I was just reminded about the US Project for Public Spaces (PPS) by a blog on their markets’ training which champions public markets’ huge range of benefits, showing how they help tackle issues facing urban and rural neighborhoods by strengthening local identity, creating healthy and accessible places that act as food hubs, and boosting local economies. The blog features markets in New York City and has some great photographs and info. This ranges from the wholesale Chelsea Market, to the outdoor, seasonal Hester Street Fair, to plans for redevelopment of the Essex Street Market.
Links to other areas of the PPS website are a feature for those interested to know more.
Boston is to open a new public market this summer selling only local produce – the first in the US. In a recent article on Civil Eats, Sarah Shemkus says: “The Boston Public Market will be home to about 40 vendors, who will sell fruits and vegetables, fish and meat, and honey—all grown, caught or produced in New England.”
The Final Mile: Food Systems of New York is a new initiative by OpenHouse and is a year-long series of public programs, intended to shed light on New York City’s dynamic and multi-layered food economy. The series of tours and events aim to help New Yorkers better understand how food shapes the city in critical ways that all too often go unnoticed.
There is a good introduction on the blog which talks about how ‘every plate of food that we eat represents a vast network of interconnected spaces, large and small, that facilitated the flow and preparation of the ingredients of that meal‘. It provides some staggering statistics about the city, including 24,000 restaurants, 5,500 supermarkets, groceries and convenience stores; 1,730 food wholesalers and 120 farmers’ markets.
The city’s largest produce market (Hunts Point) handles 210 million packages of fresh fruit and vegetables each year and the fish market (New Fulton) sells millions of seafood daily and annual sales exceed one billion dollars.
Why the Final Mile? This is what the blog says:
The final mile is a phrase borrowed from the telecommunications industry to describe the challenges of distributing goods and services—in this case, food—from a central hub to multiple end-users. It is commonly understood as the most problematic and expensive leg of any supply chain; whether literal or metaphorical, the last “mile” is the most difficult because it is where the system makes its final transition from the large scale to the finely grained. The average journey for food sold in New York City is 1,500 miles, because it is actually easier to ship ten tons of produce around the world than it is to get a banana from the warehouse to the bodega shelf.
You can read more about it here
There is a good piece (from PPS) about traditional markets throughout the world that are under threat from issues such as physical neglect, war, poor management, competition from international chain stores, and real estate pressures on the Sustainable Cities Collective website.
You can read the article and see the images here
You can read about – and sign – the 9th International Public Markets Conference Declaration on the Project for Public Spaces (PPS) website.
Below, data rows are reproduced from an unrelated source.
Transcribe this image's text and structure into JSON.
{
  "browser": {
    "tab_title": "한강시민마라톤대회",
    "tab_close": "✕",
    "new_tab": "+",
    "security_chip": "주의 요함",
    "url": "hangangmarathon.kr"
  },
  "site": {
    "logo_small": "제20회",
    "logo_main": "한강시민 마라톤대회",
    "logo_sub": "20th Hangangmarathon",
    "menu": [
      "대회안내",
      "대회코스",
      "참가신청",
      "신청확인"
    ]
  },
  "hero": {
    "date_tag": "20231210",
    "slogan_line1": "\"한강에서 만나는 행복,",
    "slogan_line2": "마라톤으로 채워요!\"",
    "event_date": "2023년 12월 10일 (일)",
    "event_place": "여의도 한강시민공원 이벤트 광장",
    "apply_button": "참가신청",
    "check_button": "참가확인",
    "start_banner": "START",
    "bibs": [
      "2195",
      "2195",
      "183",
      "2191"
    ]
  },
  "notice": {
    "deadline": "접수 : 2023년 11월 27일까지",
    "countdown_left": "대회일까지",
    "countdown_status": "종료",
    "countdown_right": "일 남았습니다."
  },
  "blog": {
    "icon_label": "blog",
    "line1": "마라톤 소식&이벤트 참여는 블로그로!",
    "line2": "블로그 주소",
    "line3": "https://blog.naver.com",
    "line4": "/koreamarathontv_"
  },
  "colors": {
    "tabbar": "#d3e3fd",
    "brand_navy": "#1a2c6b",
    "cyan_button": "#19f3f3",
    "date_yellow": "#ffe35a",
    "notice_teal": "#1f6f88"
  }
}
This sums up some of the collective outputs from the Conference, attended by 425 participants—representing 45 countries and 119 cities – and is designed to highlight the value of public (traditional) markets, their crucial importance for linking urban and rural communities, and the need for increased funding and policy recognition at all levels.
Worth signing up to!